» What to work on
Extract all lines that hold "Leave" from the records below.

Start of Data under study

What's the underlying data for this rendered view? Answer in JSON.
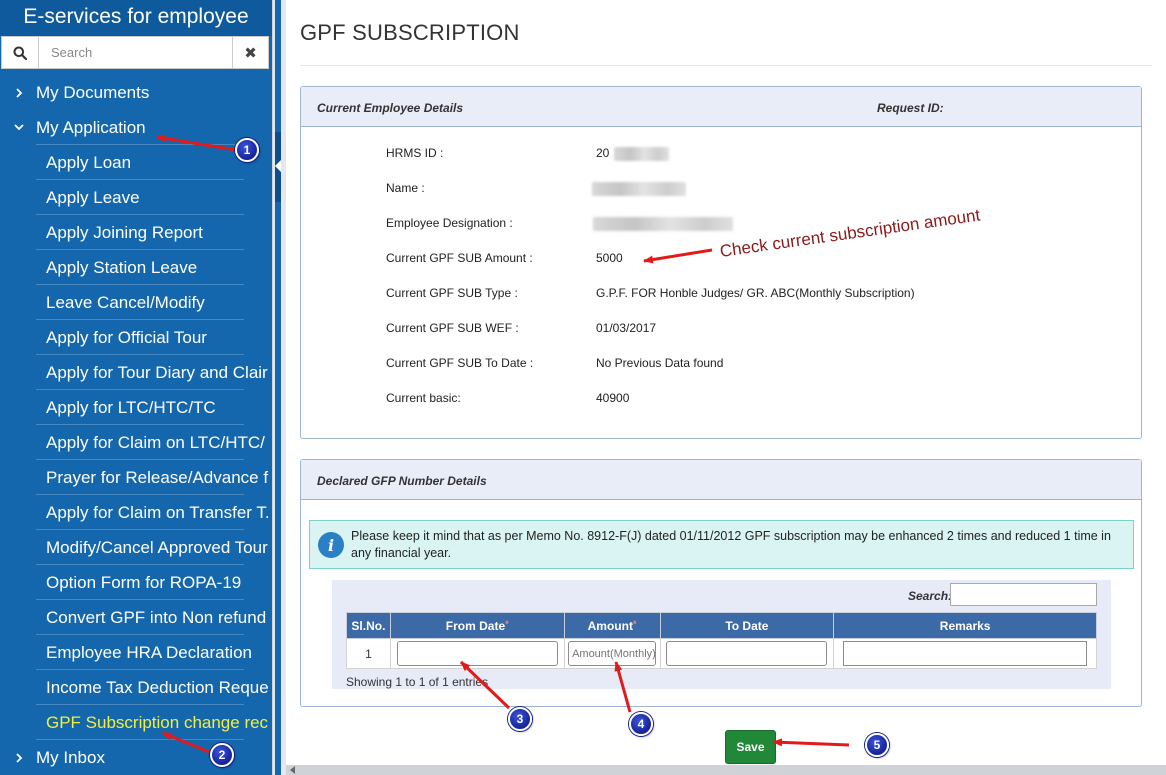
{
  "sidebar": {
    "title": "E-services for employee",
    "search_placeholder": "Search",
    "search_icon": "search-icon",
    "clear_icon": "close-icon",
    "clear_glyph": "✖",
    "items": [
      {
        "label": "My Documents",
        "level": "top",
        "chevron": "›"
      },
      {
        "label": "My Application",
        "level": "top",
        "chevron": "⌄"
      },
      {
        "label": "Apply Loan",
        "level": "sub"
      },
      {
        "label": "Apply Leave",
        "level": "sub"
      },
      {
        "label": "Apply Joining Report",
        "level": "sub"
      },
      {
        "label": "Apply Station Leave",
        "level": "sub"
      },
      {
        "label": "Leave Cancel/Modify",
        "level": "sub"
      },
      {
        "label": "Apply for Official Tour",
        "level": "sub"
      },
      {
        "label": "Apply for Tour Diary and Clair",
        "level": "sub"
      },
      {
        "label": "Apply for LTC/HTC/TC",
        "level": "sub"
      },
      {
        "label": "Apply for Claim on LTC/HTC/",
        "level": "sub"
      },
      {
        "label": "Prayer for Release/Advance f",
        "level": "sub"
      },
      {
        "label": "Apply for Claim on Transfer T.",
        "level": "sub"
      },
      {
        "label": "Modify/Cancel Approved Tour",
        "level": "sub"
      },
      {
        "label": "Option Form for ROPA-19",
        "level": "sub"
      },
      {
        "label": "Convert GPF into Non refund",
        "level": "sub"
      },
      {
        "label": "Employee HRA Declaration",
        "level": "sub"
      },
      {
        "label": "Income Tax Deduction Reque",
        "level": "sub"
      },
      {
        "label": "GPF Subscription change rec",
        "level": "sub",
        "active": true
      },
      {
        "label": "My Inbox",
        "level": "top",
        "chevron": "›"
      }
    ],
    "active_color": "#f3ef3c",
    "bg_color": "#1466ad"
  },
  "page": {
    "title": "GPF SUBSCRIPTION"
  },
  "employee_panel": {
    "heading": "Current Employee Details",
    "request_label": "Request ID:",
    "rows": [
      {
        "label": "HRMS ID :",
        "value": "20",
        "blurred": true
      },
      {
        "label": "Name :",
        "value": "",
        "blurred": true
      },
      {
        "label": "Employee Designation :",
        "value": "",
        "blurred": true
      },
      {
        "label": "Current GPF SUB Amount :",
        "value": "5000"
      },
      {
        "label": "Current GPF SUB Type :",
        "value": "G.P.F. FOR Honble Judges/ GR. ABC(Monthly Subscription)"
      },
      {
        "label": "Current GPF SUB WEF :",
        "value": "01/03/2017"
      },
      {
        "label": "Current GPF SUB To Date :",
        "value": "No Previous Data found"
      },
      {
        "label": "Current basic:",
        "value": "40900"
      }
    ]
  },
  "annotation": {
    "text": "Check current subscription amount",
    "color": "#8b1a1a"
  },
  "declared_panel": {
    "heading": "Declared GFP Number Details",
    "info_icon": "info-icon",
    "info_text": "Please keep it mind that as per Memo No. 8912-F(J) dated 01/11/2012 GPF subscription may be enhanced 2 times and reduced 1 time in any financial year.",
    "grid": {
      "search_label": "Search:",
      "search_value": "",
      "columns": [
        {
          "label": "Sl.No.",
          "required": false
        },
        {
          "label": "From Date",
          "required": true
        },
        {
          "label": "Amount",
          "required": true
        },
        {
          "label": "To Date",
          "required": false
        },
        {
          "label": "Remarks",
          "required": false
        }
      ],
      "required_marker": "*",
      "rows": [
        {
          "sl": "1",
          "from_date": "",
          "amount_placeholder": "Amount(Monthly)",
          "to_date": "",
          "remarks": ""
        }
      ],
      "footer": "Showing 1 to 1 of 1 entries"
    },
    "header_color": "#3b6aa6"
  },
  "actions": {
    "save_label": "Save",
    "save_color": "#218838"
  },
  "callouts": [
    "1",
    "2",
    "3",
    "4",
    "5"
  ],
  "colors": {
    "arrow": "#e11a1a",
    "badge": "#16239a"
  }
}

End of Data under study

» The answer
        "label": "Apply Leave",
        "label": "Apply Station Leave",
        "label": "Leave Cancel/Modify",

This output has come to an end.